THE WOMEN IN PAUL'S LETTERS
I commend to you our sister Phoebe, a servant [a] of the church in Cenchrea. I ask you to receive her in the Lord in a way worthy of the saints and to give her any help she may need from you, for she has been a great help to many people, including me.
[a] Or deaconess.
"Servant" - diakonos - servant, deacon. If a male name appeared in this context virtually all commentators would agree on the translation "deacon" as an officer of the church, and few would note that he was only a servant.
In view of this reference to Phoebe as a deacon it is likely that 1 Timothy 3:11 refers to women deacons, not deacons' wives (see notes to follow).
Greet Priscilla and Aquila, my fellow workers in Christ Jesus.
"fellow-workers" - i.e. they were both Paul's colleagues in missionary service in the fullest sense. The mention of Priscilla first confirms that she was an active missionary, not merely a companion for a missionary-husband.
Greet Mary, who worked very hard for you.
Greet Tryphena and Tryphosa, those women who work hard in the Lord. Greet my dear friend Persis, another woman who has worked very hard in the Lord.
Paul uses this word 'work' elsewhere to refer to his own missionary work, as well as the work of the elders and those whose work was teaching and preaching.
Greet Andronicus and Junias, my relatives who have been in prison with me. They are outstanding among the apostles, and they were in Christ before I was.
"Junias" - the KJV has the feminine "Junia" following several Greek manuscripts. There is no occurrence of the masculine "Junias" in any Greek literature. Andronicus and Junia were outstanding among the apostles, i.e. they were regarded as outstanding apostles, not 'highly regarded by the apostles'. Scripture applies the term 'apostle' to others beside The Twelve, including Paul, Barnabas, James and Silas. Andronicus and Junia may have been a husband-and-wife team, but they were regarded equally as apostles.
I plead with Euodia and I plead with Syntyche to agree with each other in the Lord. Yes, and I ask you, loyal yokefellow, help these women who have contended at my side in the cause of the gospel, along with Clement and the rest of my fellow workers, whose names are in the book of life.
This passage indicates some sort of team-effort and does not hint at separate work done by the women. The women are regarded as co-labourers, colleagues of Paul’s in the fullest sense.
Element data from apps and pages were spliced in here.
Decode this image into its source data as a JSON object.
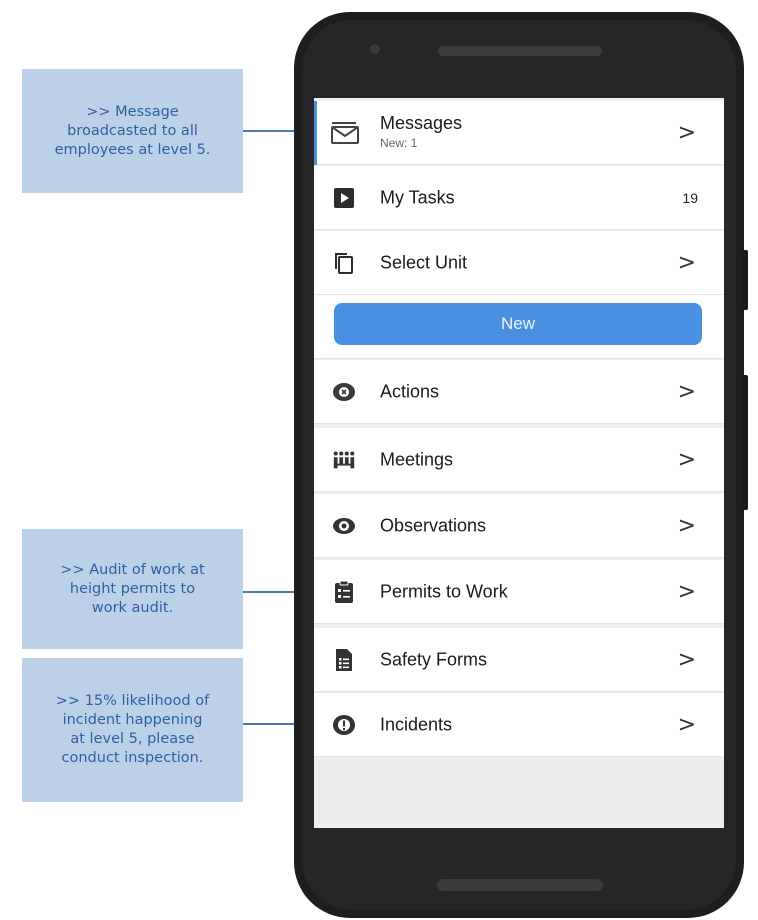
{
  "callouts": [
    {
      "lines": [
        ">> Message",
        "broadcasted to all",
        "employees at level 5."
      ]
    },
    {
      "lines": [
        ">> Audit of work at",
        "height permits to",
        "work audit."
      ]
    },
    {
      "lines": [
        ">> 15% likelihood of",
        "incident happening",
        "at level 5, please",
        "conduct inspection."
      ]
    }
  ],
  "menu": {
    "messages": {
      "label": "Messages",
      "sub": "New: 1",
      "icon": "envelope-icon"
    },
    "my_tasks": {
      "label": "My Tasks",
      "count": "19",
      "icon": "play-square-icon"
    },
    "select_unit": {
      "label": "Select Unit",
      "icon": "copy-pages-icon"
    },
    "new_button": "New",
    "actions": {
      "label": "Actions",
      "icon": "circle-x-icon"
    },
    "meetings": {
      "label": "Meetings",
      "icon": "people-group-icon"
    },
    "observations": {
      "label": "Observations",
      "icon": "eye-icon"
    },
    "permits": {
      "label": "Permits to Work",
      "icon": "clipboard-icon"
    },
    "safety_forms": {
      "label": "Safety Forms",
      "icon": "form-document-icon"
    },
    "incidents": {
      "label": "Incidents",
      "icon": "alert-circle-icon"
    },
    "chevron": ">"
  },
  "colors": {
    "accent": "#4a90e2",
    "callout_bg": "#bcd1e8",
    "callout_text": "#2f5fa0"
  }
}
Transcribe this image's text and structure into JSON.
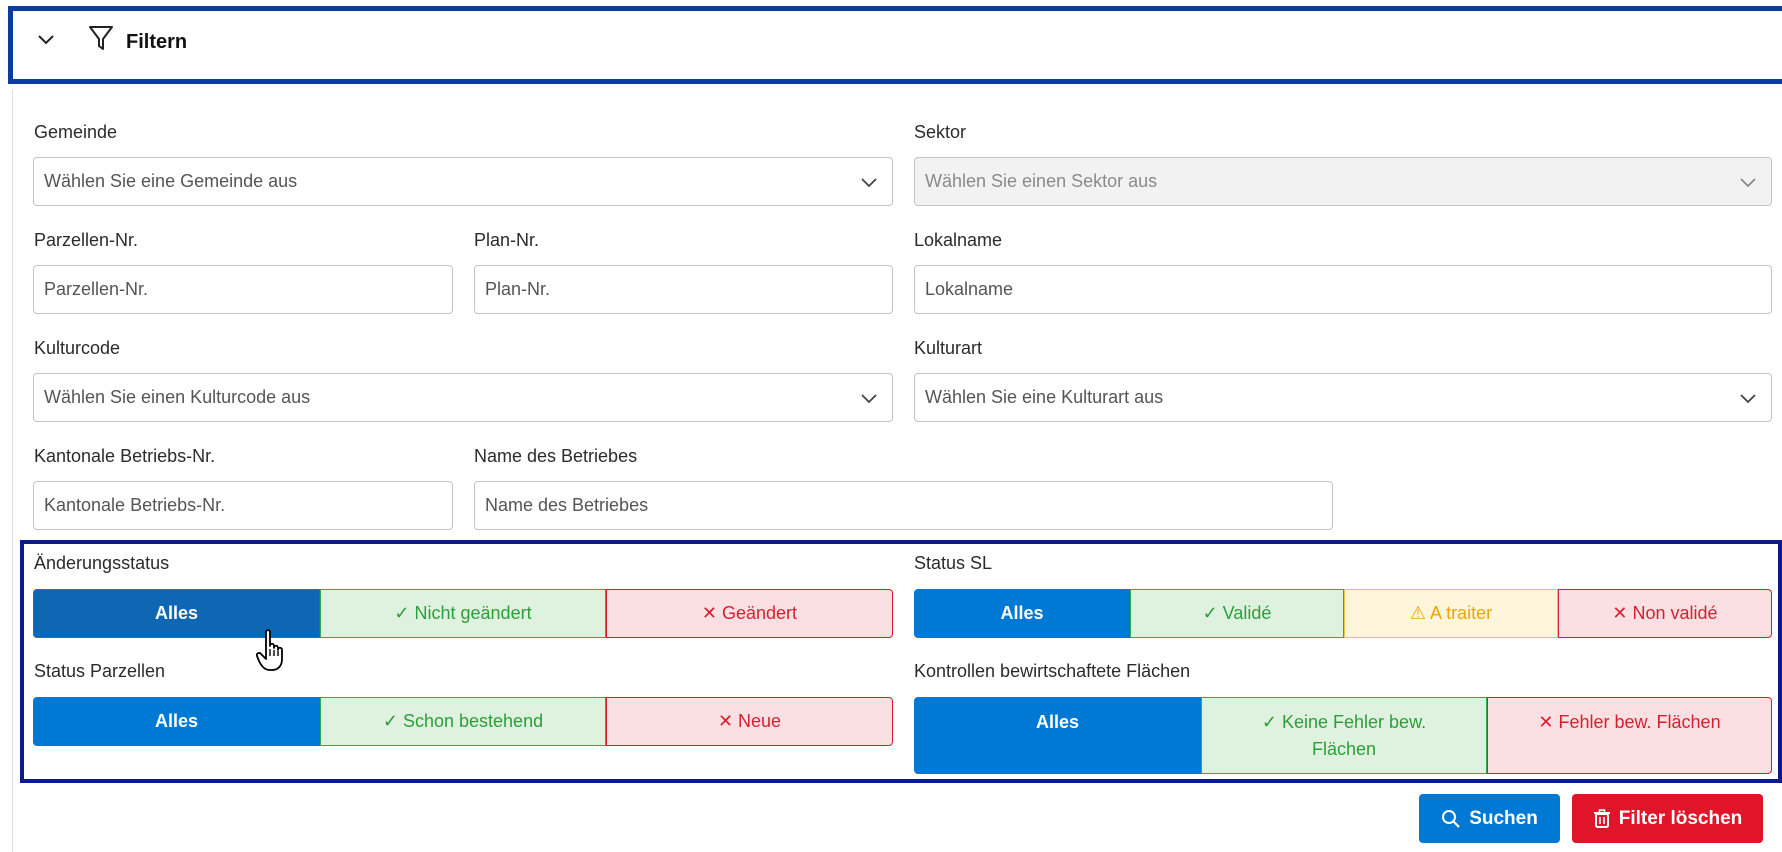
{
  "header": {
    "title": "Filtern",
    "toggle_icon": "chevron-down-icon",
    "icon": "funnel-icon"
  },
  "gemeinde": {
    "label": "Gemeinde",
    "value": "Wählen Sie eine Gemeinde aus"
  },
  "sektor": {
    "label": "Sektor",
    "value": "Wählen Sie einen Sektor aus"
  },
  "parzellen": {
    "label": "Parzellen-Nr.",
    "placeholder": "Parzellen-Nr."
  },
  "plan": {
    "label": "Plan-Nr.",
    "placeholder": "Plan-Nr."
  },
  "lokalname": {
    "label": "Lokalname",
    "placeholder": "Lokalname"
  },
  "kulturcode": {
    "label": "Kulturcode",
    "value": "Wählen Sie einen Kulturcode aus"
  },
  "kulturart": {
    "label": "Kulturart",
    "value": "Wählen Sie eine Kulturart aus"
  },
  "betriebsnr": {
    "label": "Kantonale Betriebs-Nr.",
    "placeholder": "Kantonale Betriebs-Nr."
  },
  "betriebname": {
    "label": "Name des Betriebes",
    "placeholder": "Name des Betriebes"
  },
  "aenderungsstatus": {
    "label": "Änderungsstatus",
    "options": [
      "Alles",
      "✓ Nicht geändert",
      "✕ Geändert"
    ]
  },
  "status_sl": {
    "label": "Status SL",
    "options": [
      "Alles",
      "✓ Validé",
      "⚠ A traiter",
      "✕ Non validé"
    ]
  },
  "status_parzellen": {
    "label": "Status Parzellen",
    "options": [
      "Alles",
      "✓ Schon bestehend",
      "✕ Neue"
    ]
  },
  "kontrollen": {
    "label": "Kontrollen bewirtschaftete Flächen",
    "options": [
      "Alles",
      "✓ Keine Fehler bew. Flächen",
      "✕ Fehler bew. Flächen"
    ]
  },
  "buttons": {
    "search": "Suchen",
    "clear": "Filter löschen"
  },
  "colors": {
    "primary": "#0079d4",
    "success": "#36a845",
    "danger": "#d6202f",
    "warning": "#f0a500",
    "frame": "#0a3d9e"
  }
}
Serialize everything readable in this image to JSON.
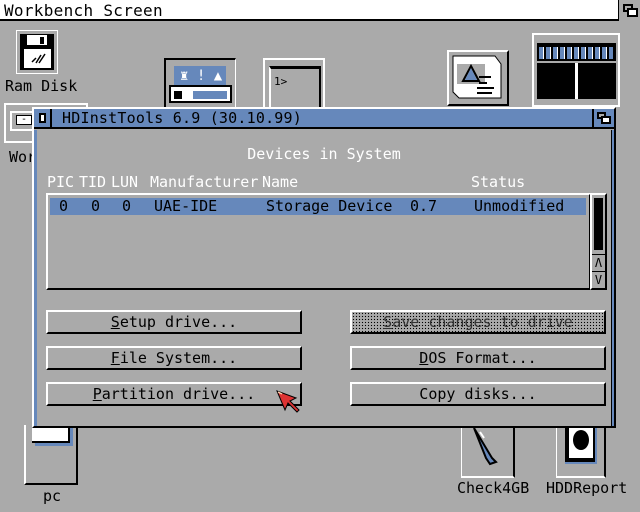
{
  "screen": {
    "title": "Workbench Screen"
  },
  "desktop_icons": [
    {
      "label": "Ram Disk",
      "icon": "ram-disk-icon"
    },
    {
      "label": "Wor",
      "icon": "workbench-drawer-icon"
    },
    {
      "label": "",
      "icon": "prefs-tools-icon"
    },
    {
      "label": "",
      "icon": "shell-icon"
    },
    {
      "label": "",
      "icon": "showconfig-icon"
    },
    {
      "label": "",
      "icon": "monitor-window-icon"
    },
    {
      "label": "pc",
      "icon": "pc-drive-icon"
    },
    {
      "label": "Check4GB",
      "icon": "check4gb-icon"
    },
    {
      "label": "HDDReport",
      "icon": "hddreport-icon"
    }
  ],
  "window": {
    "title": "HDInstTools 6.9 (30.10.99)",
    "heading": "Devices in System",
    "columns": [
      "PIC",
      "TID",
      "LUN",
      "Manufacturer",
      "Name",
      "Status"
    ],
    "rows": [
      {
        "pic": "0",
        "tid": "0",
        "lun": "0",
        "manufacturer": "UAE-IDE",
        "name": "Storage Device",
        "revision": "0.7",
        "status": "Unmodified",
        "selected": true
      }
    ],
    "scroll_up": "Λ",
    "scroll_down": "V",
    "buttons": {
      "setup": {
        "key": "S",
        "rest": "etup drive..."
      },
      "save": {
        "key": "S",
        "rest": "ave changes to drive",
        "disabled": true
      },
      "filesystem": {
        "key": "F",
        "rest": "ile System..."
      },
      "dosformat": {
        "key": "D",
        "rest": "OS Format..."
      },
      "partition": {
        "key": "P",
        "rest": "artition drive..."
      },
      "copy": {
        "label": "Copy disks..."
      }
    }
  },
  "colors": {
    "background": "#aaaaaa",
    "accent": "#6688bb",
    "highlight": "#ffffff",
    "shadow": "#000000",
    "pointer": "#dd3333"
  }
}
Give my greetings to the brothers at Laodicea, and to Nympha and the church in her house.
House-churches met in Nympha’s home, and the home of Priscilla and Aquila (Romans 16:5). This expression suggests a role in the house-church beyond providing the venue for their meetings, as no other mention is made of leaders or elders. This role probably involved leadership of some kind.